Supplied material –

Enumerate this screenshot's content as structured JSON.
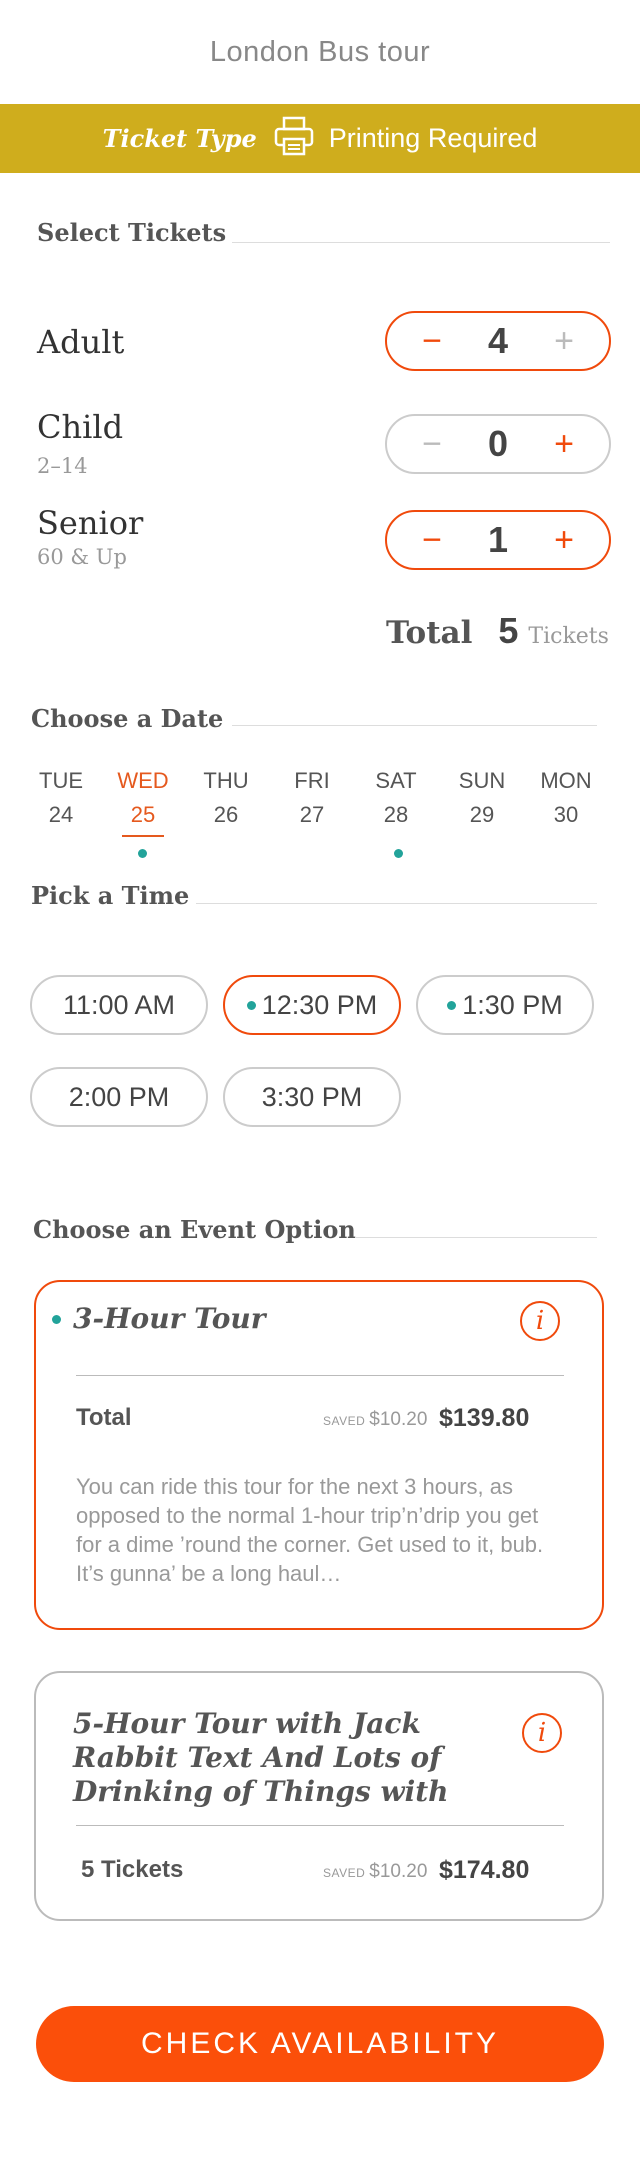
{
  "header": {
    "title": "London Bus tour"
  },
  "ticket_bar": {
    "type_label": "Ticket Type",
    "icon": "printer-icon",
    "value": "Printing Required"
  },
  "tickets": {
    "title": "Select Tickets",
    "rows": [
      {
        "label": "Adult",
        "sub": "",
        "count": "4",
        "minus": "−",
        "plus": "+"
      },
      {
        "label": "Child",
        "sub": "2–14",
        "count": "0",
        "minus": "−",
        "plus": "+"
      },
      {
        "label": "Senior",
        "sub": "60 & Up",
        "count": "1",
        "minus": "−",
        "plus": "+"
      }
    ],
    "total_label": "Total",
    "total_value": "5",
    "total_unit": "Tickets"
  },
  "date": {
    "title": "Choose a Date",
    "days": [
      {
        "name": "TUE",
        "num": "24"
      },
      {
        "name": "WED",
        "num": "25"
      },
      {
        "name": "THU",
        "num": "26"
      },
      {
        "name": "FRI",
        "num": "27"
      },
      {
        "name": "SAT",
        "num": "28"
      },
      {
        "name": "SUN",
        "num": "29"
      },
      {
        "name": "MON",
        "num": "30"
      }
    ],
    "selected": "WED"
  },
  "time": {
    "title": "Pick a Time",
    "slots": [
      "11:00 AM",
      "12:30 PM",
      "1:30 PM",
      "2:00 PM",
      "3:30 PM"
    ],
    "selected": "12:30 PM"
  },
  "event": {
    "title": "Choose an Event Option",
    "options": [
      {
        "title": "3-Hour Tour",
        "total_label": "Total",
        "saved_word": "SAVED",
        "saved_amount": "$10.20",
        "price": "$139.80",
        "description": "You can ride this tour for the next 3 hours, as opposed to the normal 1-hour trip’n’drip you get for a dime ’round the corner. Get used to it, bub. It’s gunna’ be a long haul…",
        "info": "i"
      },
      {
        "title": "5-Hour Tour with Jack Rabbit Text And Lots of Drinking of Things with",
        "total_label": "5 Tickets",
        "saved_word": "SAVED",
        "saved_amount": "$10.20",
        "price": "$174.80",
        "info": "i"
      }
    ]
  },
  "cta": {
    "label": "CHECK AVAILABILITY"
  },
  "colors": {
    "accent": "#f04a0c",
    "gold": "#cfad1d",
    "teal": "#22a39a",
    "cta": "#fb4f0a"
  }
}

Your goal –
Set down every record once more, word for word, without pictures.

Result for this exercise –
Enumerate this screenshot's content as structured JSON.
{
  "header": {
    "title": "London Bus tour"
  },
  "ticket_bar": {
    "type_label": "Ticket Type",
    "icon": "printer-icon",
    "value": "Printing Required"
  },
  "tickets": {
    "title": "Select Tickets",
    "rows": [
      {
        "label": "Adult",
        "sub": "",
        "count": "4",
        "minus": "−",
        "plus": "+"
      },
      {
        "label": "Child",
        "sub": "2–14",
        "count": "0",
        "minus": "−",
        "plus": "+"
      },
      {
        "label": "Senior",
        "sub": "60 & Up",
        "count": "1",
        "minus": "−",
        "plus": "+"
      }
    ],
    "total_label": "Total",
    "total_value": "5",
    "total_unit": "Tickets"
  },
  "date": {
    "title": "Choose a Date",
    "days": [
      {
        "name": "TUE",
        "num": "24"
      },
      {
        "name": "WED",
        "num": "25"
      },
      {
        "name": "THU",
        "num": "26"
      },
      {
        "name": "FRI",
        "num": "27"
      },
      {
        "name": "SAT",
        "num": "28"
      },
      {
        "name": "SUN",
        "num": "29"
      },
      {
        "name": "MON",
        "num": "30"
      }
    ],
    "selected": "WED"
  },
  "time": {
    "title": "Pick a Time",
    "slots": [
      "11:00 AM",
      "12:30 PM",
      "1:30 PM",
      "2:00 PM",
      "3:30 PM"
    ],
    "selected": "12:30 PM"
  },
  "event": {
    "title": "Choose an Event Option",
    "options": [
      {
        "title": "3-Hour Tour",
        "total_label": "Total",
        "saved_word": "SAVED",
        "saved_amount": "$10.20",
        "price": "$139.80",
        "description": "You can ride this tour for the next 3 hours, as opposed to the normal 1-hour trip’n’drip you get for a dime ’round the corner. Get used to it, bub. It’s gunna’ be a long haul…",
        "info": "i"
      },
      {
        "title": "5-Hour Tour with Jack Rabbit Text And Lots of Drinking of Things with",
        "total_label": "5 Tickets",
        "saved_word": "SAVED",
        "saved_amount": "$10.20",
        "price": "$174.80",
        "info": "i"
      }
    ]
  },
  "cta": {
    "label": "CHECK AVAILABILITY"
  },
  "colors": {
    "accent": "#f04a0c",
    "gold": "#cfad1d",
    "teal": "#22a39a",
    "cta": "#fb4f0a"
  }
}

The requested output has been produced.